I was recently asked how the population of the island of Unst has changed over time, and since I couldn’t find a place online which pulled together all the numbers, I thought I would write it myself.
These numbers come from a variety of sources. Open the twisty below to see the data and the sources.
Unst Population numbers and Sources
|1755||1368||Webster’s Census (see page 113 of the PDF)|
|1780||1853||Statistical Accounts of Scotland, OSA, Vol V, 1793|
|1790 or 91||1988||Statistical Accounts of Scotland, OSA, Vol V, 1793 and NSA, Vol XV, 1845|
|1801||2259||1884-1885 – Ordnance gazetteer of Scotland > Volume 6|
|1831||2909||Statistical Accounts of Scotland, NSA, Vol XV, 1845, and 1884-1885 – Ordnance gazetteer of Scotland > Volume 6|
|1841||2828||Totals from 9 x Census Enumeration booklet summary pages|
|1851||2976||Totals from 9 x Census Enumeration booklet summary pages|
|1861||3060||Totals from individual census pages, as no summary pages, and 1884-1885 – Ordnance gazetteer of Scotland > Volume 6|
|1871||2780||Totals from individual census pages, as no summary pages, and 1884-1885 – Ordnance gazetteer of Scotland > Volume 6|
|1881||2181||Totals from 5 x Census Enumeration booklet summary pages, and 1884-1885 – Ordnance gazetteer of Scotland > Volume 6|
|1891||2014 (+ 225 people in Herring Fishing Stations)||Totals from 5 x Census Enumeration booklet summary pages|
|1901||1867||Totals from 5 x Census Enumeration booklet summary pages|
|1911||1828||Totals from 5 x Census Enumeration booklet summary pages|
|1921||1568||Reduction from 1911 detailed in Preliminary Report of the thirteenth Census of Scotland 1921 [*]|
|1931||1341||A Vision of Britain through time [*]|
|1951||1112||A Vision of Britain through time [*]|
|1961||1148 or 1151||Gazetteer for Scotland and A Vision of Britain through time [*]|
|1971||1124||Gazetteer for Scotland|
|1981||1140||Gazetteer for Scotland|
|1991||1055||Scotland’s Census 1991 – National Records of Scotland via Scotland’s Census website|
|2001||720||Statistical Bulletin on 2011 Census|
|2011||632||Statistical Bulletin on 2011 Census|

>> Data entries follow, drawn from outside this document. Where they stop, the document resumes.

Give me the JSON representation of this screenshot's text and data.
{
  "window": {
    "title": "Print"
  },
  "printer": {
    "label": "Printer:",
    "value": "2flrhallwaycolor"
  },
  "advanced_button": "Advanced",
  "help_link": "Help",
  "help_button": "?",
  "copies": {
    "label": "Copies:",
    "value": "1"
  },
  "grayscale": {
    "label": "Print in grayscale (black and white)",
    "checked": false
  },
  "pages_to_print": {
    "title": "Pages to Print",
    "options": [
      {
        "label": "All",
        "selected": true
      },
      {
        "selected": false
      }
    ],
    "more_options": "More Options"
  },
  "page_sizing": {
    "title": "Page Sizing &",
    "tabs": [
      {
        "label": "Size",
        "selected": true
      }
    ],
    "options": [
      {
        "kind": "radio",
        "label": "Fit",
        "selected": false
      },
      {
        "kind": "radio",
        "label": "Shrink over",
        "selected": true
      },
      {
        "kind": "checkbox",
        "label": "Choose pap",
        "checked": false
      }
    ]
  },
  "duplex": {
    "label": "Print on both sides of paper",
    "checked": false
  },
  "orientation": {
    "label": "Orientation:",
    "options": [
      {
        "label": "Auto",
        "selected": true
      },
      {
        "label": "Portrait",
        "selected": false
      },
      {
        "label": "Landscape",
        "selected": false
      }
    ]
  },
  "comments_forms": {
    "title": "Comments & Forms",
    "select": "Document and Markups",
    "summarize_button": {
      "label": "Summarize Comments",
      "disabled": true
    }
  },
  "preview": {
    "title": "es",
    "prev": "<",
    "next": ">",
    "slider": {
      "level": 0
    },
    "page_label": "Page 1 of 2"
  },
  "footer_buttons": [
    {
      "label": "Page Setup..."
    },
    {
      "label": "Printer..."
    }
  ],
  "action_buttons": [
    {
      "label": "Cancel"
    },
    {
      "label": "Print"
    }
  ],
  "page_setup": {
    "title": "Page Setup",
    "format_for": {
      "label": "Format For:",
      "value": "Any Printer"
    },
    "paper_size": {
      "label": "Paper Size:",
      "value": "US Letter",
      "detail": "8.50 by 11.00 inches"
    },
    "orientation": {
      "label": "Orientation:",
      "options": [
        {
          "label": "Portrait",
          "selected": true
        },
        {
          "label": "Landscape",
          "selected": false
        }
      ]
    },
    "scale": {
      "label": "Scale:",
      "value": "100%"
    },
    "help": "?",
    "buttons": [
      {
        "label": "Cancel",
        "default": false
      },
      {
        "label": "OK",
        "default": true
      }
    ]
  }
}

[*] This work is based on data provided through www.VisionofBritain.org.uk and uses historical material which is copyright of the Great Britain Historical GIS Project and the University of Portsmouth
The lower numbers in the early years in the graph are attributed, in the Statistical Accounts of 1845, to two bouts of small pox.
In 1729, and again in 1740, the small-pox appears in Zetland in such a virulent form, and made such havock, almost depopulating some districts, that they are yet spoken of under the name of the mortal pox. Accordingly, we find, that, subsequent to that time, the population was very low; for, in the year 1755, it consisted only of 1368 souls. From that period, the increase has been steady and rapid.
Vaccination, which has been resorted to ever since the year 1800, may be assigned as one cause of this great increase. Another cause may be found in the very favourable seasons this country has enjoyed during the last thirty years. There has been no failure of crops; the fishing has been successful; and trade has greatly improved.
and in the earlier Statistical Accounts of 1793, a similar comment is made against the population numbers.
If the numbers have increased, however, within these last 30 or 40 years, it is owing chiefly to the introduction of inoculation for the small pox. For more than 100 years past, this epidemical distemper used to visit the island nearly every 20 years, and to carry off, with the rage of a pestilence, great numbers of all ages. In 1770, inoculation became general here among all ranks. In 1783, a general inoculation was repeated through the parish with the most flattering success.
In the years 1740, 1766, and 1783, excessive scarcity was felt here. But even in those periods of famine, none are known to have absolutely died for want.
The steep decline seen after the 1861 census peak is as a result of large numbers leaving. This was due to a number of factors, but evictions of tenants from crofts to create larger sheep farms was one factor; also the pull of the new world, such as New Zealand, (a very large Shetland population went to New Zealand), Australia, Canada and the United States. This article, “Finding a place”, will be of interest to anyone curious about emigration patterns. My own great-great-grandmother was evicted from their croft at Clugan as I wrote about before.
The population of Unst received a boost from 1957 through to 2006 when the RAF Saxa Ford radar station was installed and manned. At the height of the Cold War, more than 300 personnel were based at Saxa Vord, with hundreds of knock-on jobs for islanders.
The next census will be taken in 2022. I wonder what the population count will be then. Will the Unst Space Station make a similar change to the population that the RAF base did in earlier decades?